Excerpts from a dataset
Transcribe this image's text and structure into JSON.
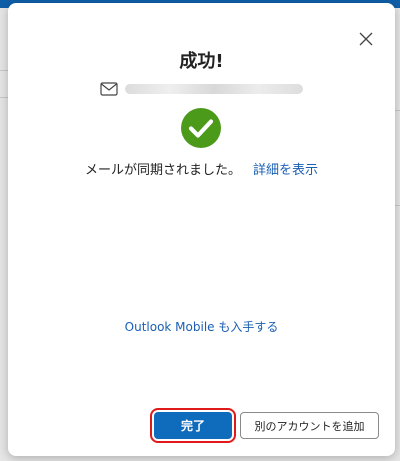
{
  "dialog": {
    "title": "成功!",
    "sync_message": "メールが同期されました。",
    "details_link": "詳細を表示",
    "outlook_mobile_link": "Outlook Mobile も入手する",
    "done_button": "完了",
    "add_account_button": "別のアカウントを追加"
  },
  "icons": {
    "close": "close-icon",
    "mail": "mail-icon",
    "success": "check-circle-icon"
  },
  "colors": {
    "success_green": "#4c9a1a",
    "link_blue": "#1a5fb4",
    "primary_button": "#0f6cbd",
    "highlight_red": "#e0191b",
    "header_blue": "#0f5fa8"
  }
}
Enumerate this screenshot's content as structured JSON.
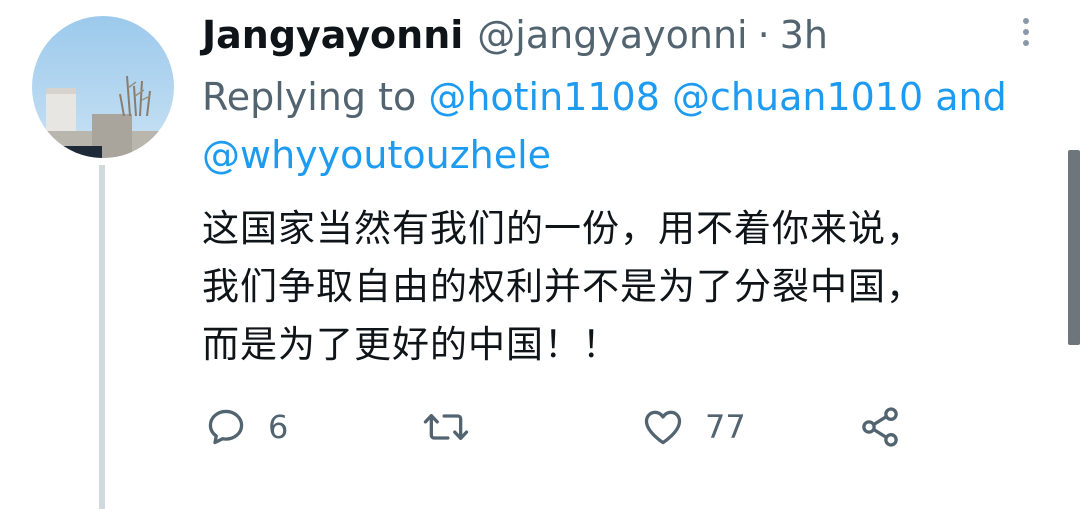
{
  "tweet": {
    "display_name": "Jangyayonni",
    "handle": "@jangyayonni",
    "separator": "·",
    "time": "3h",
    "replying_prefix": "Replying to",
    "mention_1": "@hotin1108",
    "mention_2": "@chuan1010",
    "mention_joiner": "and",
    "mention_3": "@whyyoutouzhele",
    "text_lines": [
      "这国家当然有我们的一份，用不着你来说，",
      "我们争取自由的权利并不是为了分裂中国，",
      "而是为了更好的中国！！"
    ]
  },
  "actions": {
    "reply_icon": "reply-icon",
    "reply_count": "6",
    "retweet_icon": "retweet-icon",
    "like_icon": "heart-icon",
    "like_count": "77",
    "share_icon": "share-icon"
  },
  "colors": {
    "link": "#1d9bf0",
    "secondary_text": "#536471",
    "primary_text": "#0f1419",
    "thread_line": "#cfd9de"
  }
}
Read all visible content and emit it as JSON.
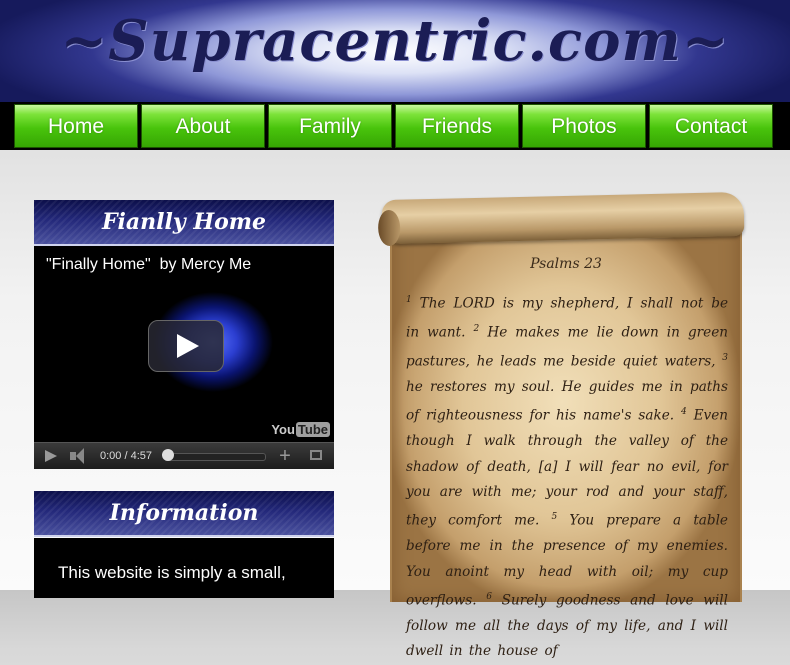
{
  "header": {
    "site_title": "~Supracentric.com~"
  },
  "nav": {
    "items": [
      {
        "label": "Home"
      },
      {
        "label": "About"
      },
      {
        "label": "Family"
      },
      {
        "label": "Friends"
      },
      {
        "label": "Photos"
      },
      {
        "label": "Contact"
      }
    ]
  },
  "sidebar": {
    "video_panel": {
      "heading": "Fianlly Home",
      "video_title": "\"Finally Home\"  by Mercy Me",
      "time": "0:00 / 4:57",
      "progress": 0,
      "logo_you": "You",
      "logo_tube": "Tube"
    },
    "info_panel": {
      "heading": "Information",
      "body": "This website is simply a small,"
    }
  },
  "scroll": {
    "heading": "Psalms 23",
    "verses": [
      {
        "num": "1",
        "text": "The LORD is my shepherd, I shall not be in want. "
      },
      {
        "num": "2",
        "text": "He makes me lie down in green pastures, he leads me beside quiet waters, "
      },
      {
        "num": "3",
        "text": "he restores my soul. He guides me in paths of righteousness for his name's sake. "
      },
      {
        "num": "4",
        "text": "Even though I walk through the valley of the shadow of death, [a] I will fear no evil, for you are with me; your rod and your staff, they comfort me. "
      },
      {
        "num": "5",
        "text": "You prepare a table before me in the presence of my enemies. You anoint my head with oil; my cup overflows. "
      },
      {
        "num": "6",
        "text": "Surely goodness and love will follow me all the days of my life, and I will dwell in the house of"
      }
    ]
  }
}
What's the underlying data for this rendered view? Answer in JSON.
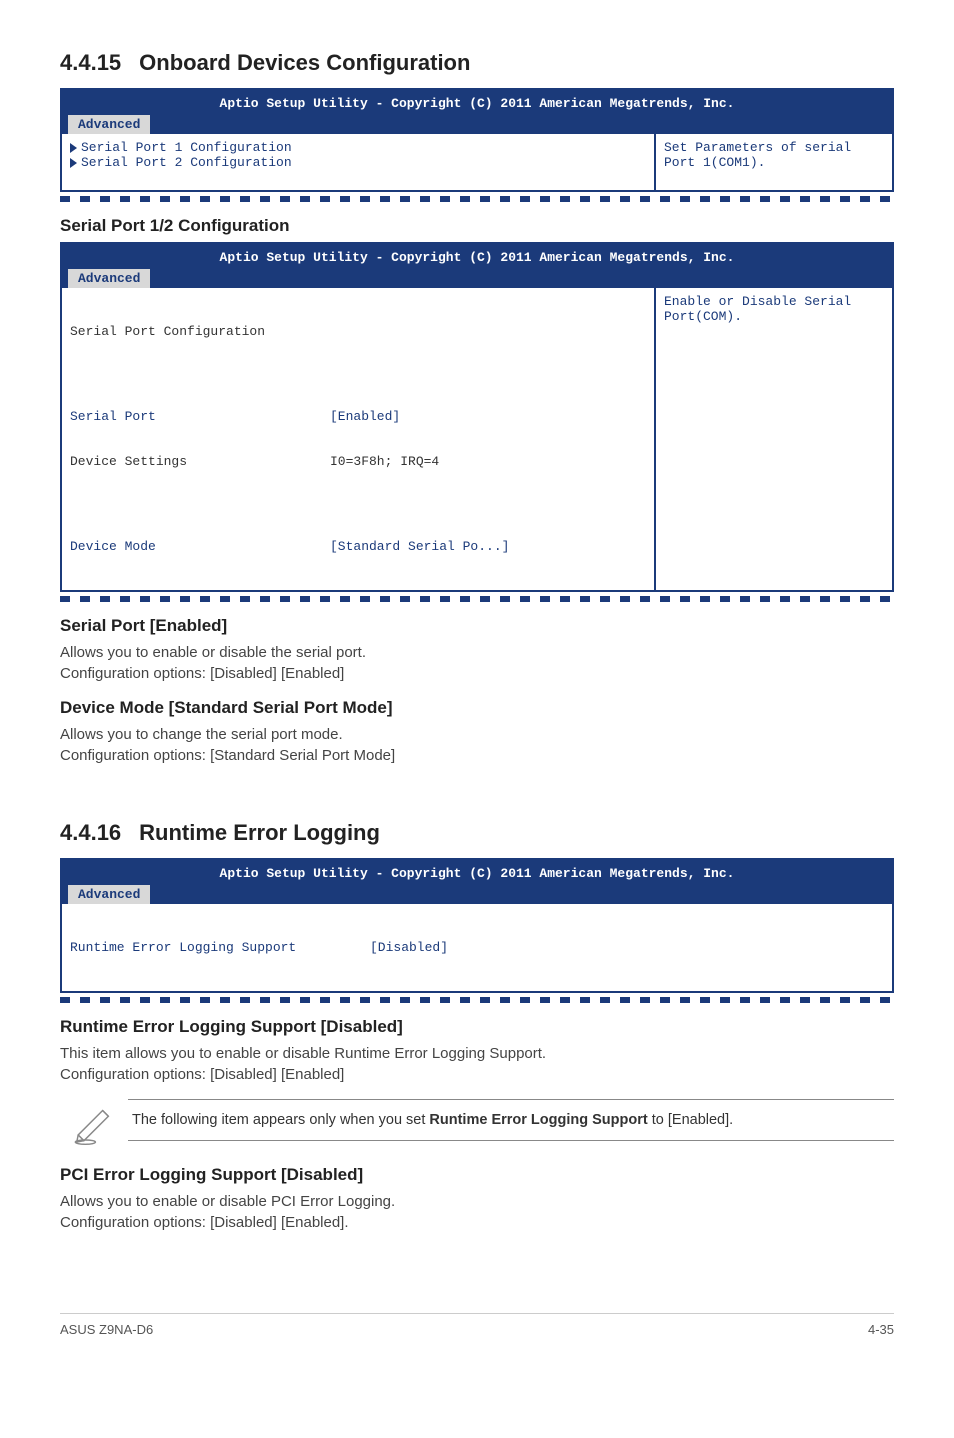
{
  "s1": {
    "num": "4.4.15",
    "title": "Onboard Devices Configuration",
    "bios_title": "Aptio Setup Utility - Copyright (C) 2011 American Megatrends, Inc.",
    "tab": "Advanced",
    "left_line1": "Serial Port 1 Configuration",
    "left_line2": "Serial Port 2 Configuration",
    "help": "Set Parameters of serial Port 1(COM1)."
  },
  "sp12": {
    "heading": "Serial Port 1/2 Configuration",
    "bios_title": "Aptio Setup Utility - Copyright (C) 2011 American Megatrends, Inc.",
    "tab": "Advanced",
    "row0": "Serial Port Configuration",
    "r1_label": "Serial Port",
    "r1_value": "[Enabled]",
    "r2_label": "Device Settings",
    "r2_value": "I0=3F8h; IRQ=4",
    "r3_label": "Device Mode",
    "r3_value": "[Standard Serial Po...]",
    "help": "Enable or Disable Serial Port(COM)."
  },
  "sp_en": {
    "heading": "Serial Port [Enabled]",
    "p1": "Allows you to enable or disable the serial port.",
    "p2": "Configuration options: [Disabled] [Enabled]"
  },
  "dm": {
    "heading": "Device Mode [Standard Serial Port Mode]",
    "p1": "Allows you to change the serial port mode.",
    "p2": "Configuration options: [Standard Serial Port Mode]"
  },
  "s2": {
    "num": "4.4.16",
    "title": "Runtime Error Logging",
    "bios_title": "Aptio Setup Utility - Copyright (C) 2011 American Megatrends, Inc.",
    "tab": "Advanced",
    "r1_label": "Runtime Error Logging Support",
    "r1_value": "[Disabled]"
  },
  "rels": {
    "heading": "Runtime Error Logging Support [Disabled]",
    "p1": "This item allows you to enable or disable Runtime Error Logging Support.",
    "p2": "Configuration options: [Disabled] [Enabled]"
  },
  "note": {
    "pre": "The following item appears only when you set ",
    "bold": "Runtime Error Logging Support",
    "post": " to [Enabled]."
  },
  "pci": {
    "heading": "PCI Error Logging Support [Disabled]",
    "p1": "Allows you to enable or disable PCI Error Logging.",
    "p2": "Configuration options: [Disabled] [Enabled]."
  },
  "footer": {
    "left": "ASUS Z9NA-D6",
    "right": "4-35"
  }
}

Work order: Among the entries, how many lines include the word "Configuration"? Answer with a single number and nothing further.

The completed task: 9